Government is the second least secure sector when it comes to protecting information, accounting for 11% of all records lost or stolen from April to June this year, claims new research.
The SafeNet Breach Level Index (BLI) tracks and compares data breaches globally, rating them on several factors such as type of data, number of records stolen, the source of the breach and whether information was encrypted.
During the study, 237 breaches were recorded that compromised more than 175m customer records containing personal and financial information across the world.
Retail was the only industry to fare worse than government during Q2, with 83% of all records examined being breached within this sector.
According to the research, of all data losses recorded, less than 1% of these were secure breaches where strong encryption and authentication solutions were in place.
After the report, SafeNet decided to do a follow-up study which claims that consumers completely lose faith in a business once it suffers a data breach.
A survey of over 4500 adults across the world’s largest economies – US, UK, Germany, Japan and Australia – revealed 65% of participants would never or were very unlikely to do business again with a company who suggest a data breach involving financial data.
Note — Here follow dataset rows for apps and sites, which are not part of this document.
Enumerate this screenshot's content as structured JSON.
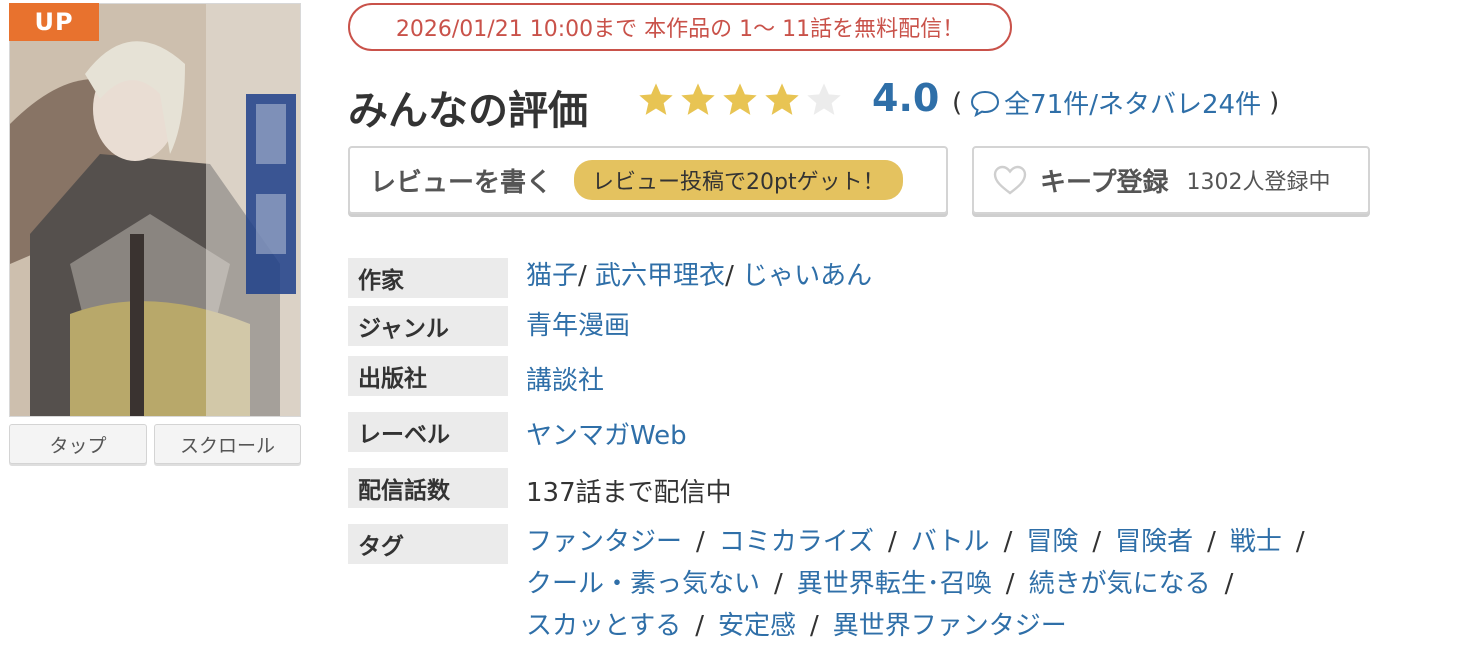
{
  "cover": {
    "badge": "UP",
    "viewer_buttons": [
      "タップ",
      "スクロール"
    ]
  },
  "free_notice": "2026/01/21 10:00まで 本作品の 1〜 11話を無料配信！",
  "rating": {
    "title": "みんなの評価",
    "score": "4.0",
    "stars_filled": 4,
    "stars_total": 5,
    "star_color": "#e8c453",
    "count_open": "(",
    "count_link": "全71件/ネタバレ24件",
    "count_close": ")"
  },
  "review_button": {
    "label": "レビューを書く",
    "pill": "レビュー投稿で20ptゲット！"
  },
  "keep_button": {
    "label": "キープ登録",
    "count": "1302人登録中"
  },
  "info": {
    "author": {
      "label": "作家",
      "values": [
        "猫子",
        "武六甲理衣",
        "じゃいあん"
      ]
    },
    "genre": {
      "label": "ジャンル",
      "value": "青年漫画"
    },
    "publisher": {
      "label": "出版社",
      "value": "講談社"
    },
    "label_row": {
      "label": "レーベル",
      "value": "ヤンマガWeb"
    },
    "episodes": {
      "label": "配信話数",
      "value": "137話まで配信中"
    },
    "tags": {
      "label": "タグ",
      "values": [
        "ファンタジー",
        "コミカライズ",
        "バトル",
        "冒険",
        "冒険者",
        "戦士",
        "クール・素っ気ない",
        "異世界転生･召喚",
        "続きが気になる",
        "スカッとする",
        "安定感",
        "異世界ファンタジー"
      ]
    }
  },
  "colors": {
    "accent_link": "#2f6fa8",
    "badge_orange": "#e8722e",
    "notice_red": "#c9524a",
    "pill_yellow": "#e4c25f"
  }
}
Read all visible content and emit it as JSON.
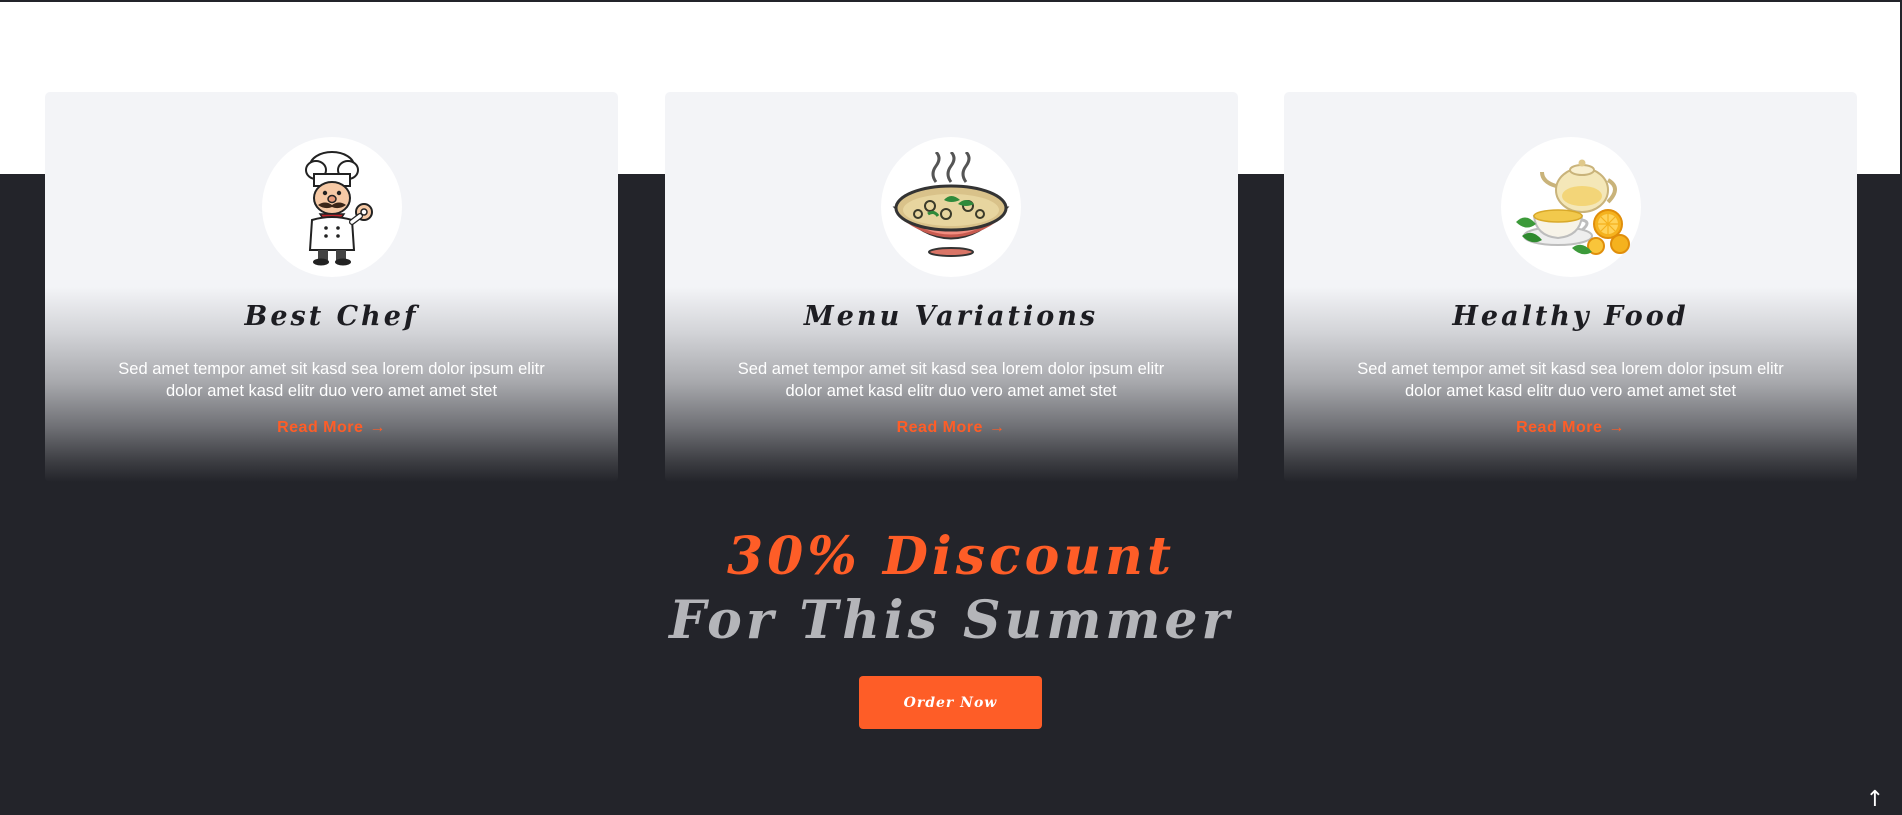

“Data breaches are not just breaches of security. They’re also breaches of trust between communities and their customers and can result in not only negative publicity but lost business, lawsuits and fines that can threaten the viability of business,” claimed Jason Hart, SafeNet vice president of Cloud Solutions.
“For organisations that fail to address their security vulnerabilities, the problem is only going to get worse as stricter regulations governing the reporting of data breaches are introduced across the world, making breaches more visible to the public.
“Companies need to all that they can to keep customer data protected,” he added.